Wash fruits & vegetables thoroughly under clean running tap water before use. This is vital to remove any dirt or extraneous matter that may on the outer skin. Besides, this would also reduce the bacterial contamination to the inner flesh. Do Not wash fruits or vegetables with detergent as they can absorb the detergent.

Store all cut fruit and vegetables in covered containers in the refrigerator. Once produce is cut bacteria can grow on surface.

Wash your hands well with soap and use clean utensil, and clean cutting board.

To minimize hazards of pesticides residues, o throw away the outer leaves of leafy vegetables such as lettuce or cabbage.
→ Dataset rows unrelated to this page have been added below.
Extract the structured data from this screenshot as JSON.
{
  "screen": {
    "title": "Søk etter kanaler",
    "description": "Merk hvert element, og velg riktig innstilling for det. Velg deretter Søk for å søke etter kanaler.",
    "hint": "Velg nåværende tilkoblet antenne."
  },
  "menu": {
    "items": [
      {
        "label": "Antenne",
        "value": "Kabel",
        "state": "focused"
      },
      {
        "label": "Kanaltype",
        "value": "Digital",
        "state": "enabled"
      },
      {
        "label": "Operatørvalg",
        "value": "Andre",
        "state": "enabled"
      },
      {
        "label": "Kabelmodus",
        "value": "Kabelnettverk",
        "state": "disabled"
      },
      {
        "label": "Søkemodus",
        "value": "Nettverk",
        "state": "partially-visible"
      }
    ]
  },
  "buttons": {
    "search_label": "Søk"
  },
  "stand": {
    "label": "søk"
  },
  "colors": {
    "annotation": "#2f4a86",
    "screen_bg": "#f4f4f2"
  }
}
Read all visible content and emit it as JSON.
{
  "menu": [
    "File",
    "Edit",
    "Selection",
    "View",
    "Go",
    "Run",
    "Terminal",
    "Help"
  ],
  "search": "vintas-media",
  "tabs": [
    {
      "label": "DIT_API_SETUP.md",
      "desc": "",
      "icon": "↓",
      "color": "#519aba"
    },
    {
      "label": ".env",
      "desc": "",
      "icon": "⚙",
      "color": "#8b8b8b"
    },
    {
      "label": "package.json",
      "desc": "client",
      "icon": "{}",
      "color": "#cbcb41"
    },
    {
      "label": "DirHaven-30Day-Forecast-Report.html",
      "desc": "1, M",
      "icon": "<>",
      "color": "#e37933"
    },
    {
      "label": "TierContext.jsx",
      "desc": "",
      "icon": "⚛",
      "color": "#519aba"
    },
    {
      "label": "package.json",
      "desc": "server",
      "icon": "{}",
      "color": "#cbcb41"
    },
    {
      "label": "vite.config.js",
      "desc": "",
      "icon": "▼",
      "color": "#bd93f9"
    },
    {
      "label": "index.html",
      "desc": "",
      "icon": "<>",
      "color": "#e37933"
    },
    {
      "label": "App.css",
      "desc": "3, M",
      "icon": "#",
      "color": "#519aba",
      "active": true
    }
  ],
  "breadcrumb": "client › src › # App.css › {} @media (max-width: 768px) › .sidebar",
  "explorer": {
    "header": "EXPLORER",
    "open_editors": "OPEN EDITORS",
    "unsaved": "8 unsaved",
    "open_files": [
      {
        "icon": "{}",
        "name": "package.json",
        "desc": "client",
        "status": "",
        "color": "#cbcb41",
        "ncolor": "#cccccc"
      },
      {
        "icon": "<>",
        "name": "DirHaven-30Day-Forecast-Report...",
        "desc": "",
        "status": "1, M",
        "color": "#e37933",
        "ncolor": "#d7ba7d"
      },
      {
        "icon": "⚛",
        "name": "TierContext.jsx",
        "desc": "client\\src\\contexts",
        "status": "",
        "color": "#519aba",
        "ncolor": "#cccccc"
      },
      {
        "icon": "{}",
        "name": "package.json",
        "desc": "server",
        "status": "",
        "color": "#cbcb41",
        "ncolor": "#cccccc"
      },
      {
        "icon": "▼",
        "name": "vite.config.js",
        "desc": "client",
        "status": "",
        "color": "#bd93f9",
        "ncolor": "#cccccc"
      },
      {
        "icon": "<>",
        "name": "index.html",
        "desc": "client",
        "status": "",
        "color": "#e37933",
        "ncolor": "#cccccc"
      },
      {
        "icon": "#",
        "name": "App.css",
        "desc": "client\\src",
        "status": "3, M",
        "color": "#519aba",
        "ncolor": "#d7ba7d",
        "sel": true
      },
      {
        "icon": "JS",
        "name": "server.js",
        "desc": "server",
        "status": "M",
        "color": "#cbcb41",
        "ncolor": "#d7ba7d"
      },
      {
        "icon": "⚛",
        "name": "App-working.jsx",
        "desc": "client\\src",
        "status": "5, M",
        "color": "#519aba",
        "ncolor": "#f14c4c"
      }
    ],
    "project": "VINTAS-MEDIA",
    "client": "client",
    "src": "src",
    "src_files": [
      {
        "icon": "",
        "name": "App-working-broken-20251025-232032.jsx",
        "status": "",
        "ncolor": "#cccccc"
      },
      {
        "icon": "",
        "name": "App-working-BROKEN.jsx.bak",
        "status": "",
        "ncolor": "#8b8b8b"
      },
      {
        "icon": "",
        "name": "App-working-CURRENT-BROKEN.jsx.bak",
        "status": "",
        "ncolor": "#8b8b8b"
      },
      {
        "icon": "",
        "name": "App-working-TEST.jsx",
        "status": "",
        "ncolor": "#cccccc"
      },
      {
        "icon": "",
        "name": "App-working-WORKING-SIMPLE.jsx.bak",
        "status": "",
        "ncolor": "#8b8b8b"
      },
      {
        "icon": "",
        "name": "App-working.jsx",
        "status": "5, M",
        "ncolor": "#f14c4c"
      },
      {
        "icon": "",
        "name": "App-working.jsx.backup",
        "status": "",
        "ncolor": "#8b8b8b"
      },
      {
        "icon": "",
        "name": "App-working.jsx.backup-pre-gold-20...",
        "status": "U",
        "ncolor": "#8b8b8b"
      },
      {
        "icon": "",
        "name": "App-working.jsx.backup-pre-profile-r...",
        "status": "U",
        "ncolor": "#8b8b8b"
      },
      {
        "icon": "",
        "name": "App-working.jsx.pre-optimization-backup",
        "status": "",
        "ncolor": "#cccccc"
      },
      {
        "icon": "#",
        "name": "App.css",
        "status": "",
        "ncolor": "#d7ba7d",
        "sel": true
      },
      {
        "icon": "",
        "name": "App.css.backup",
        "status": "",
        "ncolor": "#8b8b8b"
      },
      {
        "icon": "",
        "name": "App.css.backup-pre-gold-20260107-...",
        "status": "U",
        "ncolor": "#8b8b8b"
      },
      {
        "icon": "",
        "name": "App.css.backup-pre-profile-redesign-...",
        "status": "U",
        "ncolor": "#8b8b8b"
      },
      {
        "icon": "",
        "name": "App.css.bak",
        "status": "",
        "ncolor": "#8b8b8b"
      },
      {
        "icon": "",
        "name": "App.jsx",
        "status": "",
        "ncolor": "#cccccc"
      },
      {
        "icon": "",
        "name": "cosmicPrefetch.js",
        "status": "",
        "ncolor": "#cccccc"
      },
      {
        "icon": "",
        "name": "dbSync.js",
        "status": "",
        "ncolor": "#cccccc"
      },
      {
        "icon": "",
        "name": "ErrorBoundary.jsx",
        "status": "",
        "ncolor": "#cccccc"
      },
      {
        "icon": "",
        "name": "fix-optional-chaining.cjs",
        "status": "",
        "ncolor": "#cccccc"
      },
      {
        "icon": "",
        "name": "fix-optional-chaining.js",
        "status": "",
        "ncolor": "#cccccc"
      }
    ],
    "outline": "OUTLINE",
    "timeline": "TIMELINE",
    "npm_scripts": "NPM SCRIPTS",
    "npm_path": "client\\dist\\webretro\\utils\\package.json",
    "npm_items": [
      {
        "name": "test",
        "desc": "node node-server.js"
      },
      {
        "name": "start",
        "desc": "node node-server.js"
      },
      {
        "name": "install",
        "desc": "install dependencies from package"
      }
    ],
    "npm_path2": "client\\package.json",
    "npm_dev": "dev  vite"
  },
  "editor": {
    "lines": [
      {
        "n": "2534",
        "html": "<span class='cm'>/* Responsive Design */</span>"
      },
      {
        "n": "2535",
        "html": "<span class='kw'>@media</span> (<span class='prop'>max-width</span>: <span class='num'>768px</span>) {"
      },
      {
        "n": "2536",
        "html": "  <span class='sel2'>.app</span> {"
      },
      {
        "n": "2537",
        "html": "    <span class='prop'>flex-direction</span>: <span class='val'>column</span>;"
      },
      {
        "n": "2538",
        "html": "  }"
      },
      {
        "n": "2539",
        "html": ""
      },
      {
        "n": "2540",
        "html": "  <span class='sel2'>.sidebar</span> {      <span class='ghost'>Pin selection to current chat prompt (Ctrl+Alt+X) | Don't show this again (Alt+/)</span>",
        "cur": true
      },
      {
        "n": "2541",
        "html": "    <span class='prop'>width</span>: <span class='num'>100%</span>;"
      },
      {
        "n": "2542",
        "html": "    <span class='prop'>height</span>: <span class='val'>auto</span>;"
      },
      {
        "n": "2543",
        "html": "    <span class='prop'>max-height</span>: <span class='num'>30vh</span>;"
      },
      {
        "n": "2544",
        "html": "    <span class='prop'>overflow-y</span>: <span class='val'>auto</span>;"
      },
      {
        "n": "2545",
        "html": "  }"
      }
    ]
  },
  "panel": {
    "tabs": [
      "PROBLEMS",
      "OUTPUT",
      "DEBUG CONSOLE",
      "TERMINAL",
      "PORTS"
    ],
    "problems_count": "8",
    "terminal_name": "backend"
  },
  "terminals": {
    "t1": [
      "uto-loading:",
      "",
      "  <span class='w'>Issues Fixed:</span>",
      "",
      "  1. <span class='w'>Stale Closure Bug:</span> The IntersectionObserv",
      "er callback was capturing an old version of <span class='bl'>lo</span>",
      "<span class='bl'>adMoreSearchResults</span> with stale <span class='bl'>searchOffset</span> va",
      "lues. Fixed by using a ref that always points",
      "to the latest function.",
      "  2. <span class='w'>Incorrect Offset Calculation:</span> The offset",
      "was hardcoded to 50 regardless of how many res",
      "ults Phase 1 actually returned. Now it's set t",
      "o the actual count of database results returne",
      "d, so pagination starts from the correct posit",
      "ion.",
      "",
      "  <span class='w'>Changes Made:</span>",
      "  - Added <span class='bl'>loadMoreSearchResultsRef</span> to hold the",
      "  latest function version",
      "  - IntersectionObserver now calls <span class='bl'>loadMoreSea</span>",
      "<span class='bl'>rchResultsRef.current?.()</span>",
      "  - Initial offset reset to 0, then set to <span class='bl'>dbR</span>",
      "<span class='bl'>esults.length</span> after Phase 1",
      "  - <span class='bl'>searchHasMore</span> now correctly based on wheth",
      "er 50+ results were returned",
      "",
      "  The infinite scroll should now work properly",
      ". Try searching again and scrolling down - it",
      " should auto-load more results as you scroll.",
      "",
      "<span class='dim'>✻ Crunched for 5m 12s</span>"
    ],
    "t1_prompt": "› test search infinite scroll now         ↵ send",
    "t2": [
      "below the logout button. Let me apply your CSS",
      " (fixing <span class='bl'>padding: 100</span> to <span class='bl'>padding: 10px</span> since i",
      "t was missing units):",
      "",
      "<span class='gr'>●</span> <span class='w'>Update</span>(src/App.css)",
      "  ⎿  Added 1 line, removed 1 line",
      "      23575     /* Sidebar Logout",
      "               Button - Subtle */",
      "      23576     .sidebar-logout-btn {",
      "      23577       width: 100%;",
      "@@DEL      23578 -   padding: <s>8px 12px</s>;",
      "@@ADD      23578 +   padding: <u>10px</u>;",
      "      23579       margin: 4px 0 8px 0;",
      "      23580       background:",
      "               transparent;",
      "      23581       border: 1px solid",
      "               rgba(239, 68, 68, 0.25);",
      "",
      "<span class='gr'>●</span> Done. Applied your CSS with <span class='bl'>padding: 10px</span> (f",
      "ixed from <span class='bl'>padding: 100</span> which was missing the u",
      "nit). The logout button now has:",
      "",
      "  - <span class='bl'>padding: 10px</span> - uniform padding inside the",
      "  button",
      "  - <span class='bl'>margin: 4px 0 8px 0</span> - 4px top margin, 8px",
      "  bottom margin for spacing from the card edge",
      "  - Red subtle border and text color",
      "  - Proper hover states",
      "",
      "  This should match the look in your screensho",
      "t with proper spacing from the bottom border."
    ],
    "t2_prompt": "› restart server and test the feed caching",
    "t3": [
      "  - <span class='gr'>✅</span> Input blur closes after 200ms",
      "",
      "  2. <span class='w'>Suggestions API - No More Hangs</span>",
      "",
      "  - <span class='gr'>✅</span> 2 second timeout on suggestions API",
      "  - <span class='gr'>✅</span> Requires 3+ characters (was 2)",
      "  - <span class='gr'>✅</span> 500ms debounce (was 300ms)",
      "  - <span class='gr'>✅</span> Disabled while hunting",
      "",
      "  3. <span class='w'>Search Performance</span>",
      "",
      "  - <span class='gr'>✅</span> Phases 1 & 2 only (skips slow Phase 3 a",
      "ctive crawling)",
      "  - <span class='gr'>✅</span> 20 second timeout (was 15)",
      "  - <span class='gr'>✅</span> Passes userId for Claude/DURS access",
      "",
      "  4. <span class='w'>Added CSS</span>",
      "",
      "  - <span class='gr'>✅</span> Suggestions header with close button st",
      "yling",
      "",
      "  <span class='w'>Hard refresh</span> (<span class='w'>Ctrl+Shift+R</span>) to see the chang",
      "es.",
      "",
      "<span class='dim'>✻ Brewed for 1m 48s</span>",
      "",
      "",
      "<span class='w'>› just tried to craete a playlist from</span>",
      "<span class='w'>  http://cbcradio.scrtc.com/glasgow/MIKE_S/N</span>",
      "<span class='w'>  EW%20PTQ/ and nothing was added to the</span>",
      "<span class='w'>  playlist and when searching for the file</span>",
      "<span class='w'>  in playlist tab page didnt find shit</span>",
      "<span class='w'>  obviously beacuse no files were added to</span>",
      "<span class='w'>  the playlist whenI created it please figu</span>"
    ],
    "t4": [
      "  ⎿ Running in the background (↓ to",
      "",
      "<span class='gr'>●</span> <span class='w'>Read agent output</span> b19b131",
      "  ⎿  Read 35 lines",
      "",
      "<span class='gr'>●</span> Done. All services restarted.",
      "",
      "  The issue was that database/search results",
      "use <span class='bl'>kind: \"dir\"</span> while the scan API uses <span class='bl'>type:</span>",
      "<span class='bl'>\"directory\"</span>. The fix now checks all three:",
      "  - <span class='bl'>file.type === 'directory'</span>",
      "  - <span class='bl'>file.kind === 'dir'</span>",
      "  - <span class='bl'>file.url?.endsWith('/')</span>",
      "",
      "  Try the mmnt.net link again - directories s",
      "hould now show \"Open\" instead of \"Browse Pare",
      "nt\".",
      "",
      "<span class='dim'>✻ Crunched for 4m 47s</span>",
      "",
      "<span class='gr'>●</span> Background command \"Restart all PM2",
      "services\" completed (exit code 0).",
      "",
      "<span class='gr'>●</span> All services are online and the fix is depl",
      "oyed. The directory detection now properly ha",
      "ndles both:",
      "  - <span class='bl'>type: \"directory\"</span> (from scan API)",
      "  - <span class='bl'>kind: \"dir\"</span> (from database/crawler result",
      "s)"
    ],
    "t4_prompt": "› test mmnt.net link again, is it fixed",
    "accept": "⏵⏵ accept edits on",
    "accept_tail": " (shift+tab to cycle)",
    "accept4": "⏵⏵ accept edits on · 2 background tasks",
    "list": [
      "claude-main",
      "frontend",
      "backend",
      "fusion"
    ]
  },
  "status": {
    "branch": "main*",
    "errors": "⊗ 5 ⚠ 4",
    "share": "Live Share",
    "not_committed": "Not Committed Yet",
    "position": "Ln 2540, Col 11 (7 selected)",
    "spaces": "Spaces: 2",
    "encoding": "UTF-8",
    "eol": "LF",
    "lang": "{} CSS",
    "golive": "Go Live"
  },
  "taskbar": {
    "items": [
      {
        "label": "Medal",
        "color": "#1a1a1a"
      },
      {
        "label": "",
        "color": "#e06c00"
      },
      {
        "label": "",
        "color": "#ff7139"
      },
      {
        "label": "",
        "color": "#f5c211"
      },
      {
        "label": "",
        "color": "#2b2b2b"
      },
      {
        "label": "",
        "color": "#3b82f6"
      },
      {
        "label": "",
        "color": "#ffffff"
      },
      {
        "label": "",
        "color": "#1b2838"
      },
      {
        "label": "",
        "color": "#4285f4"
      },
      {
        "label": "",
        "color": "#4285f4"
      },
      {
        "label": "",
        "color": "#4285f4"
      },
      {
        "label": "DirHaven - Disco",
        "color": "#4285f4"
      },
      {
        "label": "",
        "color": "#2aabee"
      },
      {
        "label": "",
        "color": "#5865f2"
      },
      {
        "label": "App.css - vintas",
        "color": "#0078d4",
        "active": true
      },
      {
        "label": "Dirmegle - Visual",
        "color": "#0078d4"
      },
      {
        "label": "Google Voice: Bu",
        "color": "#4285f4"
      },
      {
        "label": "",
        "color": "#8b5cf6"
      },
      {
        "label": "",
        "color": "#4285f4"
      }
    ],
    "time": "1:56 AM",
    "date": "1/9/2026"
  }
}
Peel and cook when appropriate although some nutrients and fiber maybe lost when produce is peeled.

Vegetables
Vegetables provide vitamins, such as vitamins A and C, and folate, and minerals, such as iron and magnesium. They are naturally low in fat and also provide fiber.

The deeper the color, the richer the nutrient content. Vitamins A and C help night vision, help heal cuts and keep skin healthy. All vegetables are sources of fiber. Fiber promotes regular digestion and may reduce the risk for certain cancers. All vegetables, except avocados and olives, are naturally low in fat.

LET'S KNOW THE VEGETABLES, BETTER

Spinach
It is a low-growing fleshy-leafed annual that forms a heavy rosette of broad, crinkly tender leaves. The glabrous (nonhairy) leaves, which are the edible vegetable portion, are ovate (oval, but broader toward the base) to orbicular (round) in shape with the lower leaves being wider and the higher leaves being narrower. The leaves may be savoyed (puckered) or smooth. Leaf stems are also edible, but less preferred because of toughness. The leaves are lobed at the base and sometimes lobed on their sides.

Nutrient in Spinach per 100 Grams


Nutrient Water (g) Calories Protein, g Fat g CHO: total, g CHO: fiber, dietary g Ash, mg Calcium, mg Phosphorus, mg Iron, mg Sodium, mg Potassium, mg Vitamin A, IU Thiamine, mg Riboflavin, mg Niacin, mg Ascorbic Acid, mg 91.58 15.75 2.86 0.35 3.50 3.20 1.72 99.00 49.00 2.71 79.00 558.00 6715.00 0.078 0.189 0.724 28.10

Check for following while buying:


Spinach plants should be welldeveloped and stocky. They should have fresh, crisp, clean leaves of good green color. Straggly, long-stemmed, overgrown plants or plants with seedstalks are undesirable. Plants with coarse leaf stems may be tough. Wilted spinach, or decaying spinach (with soft, slimy rot) is undesirable. Small, yellowish-green heart leaves are not objectionable. Most fresh market spinach is savoy type, but leaf type (whether savoy or smooth) is not an indicator of quality.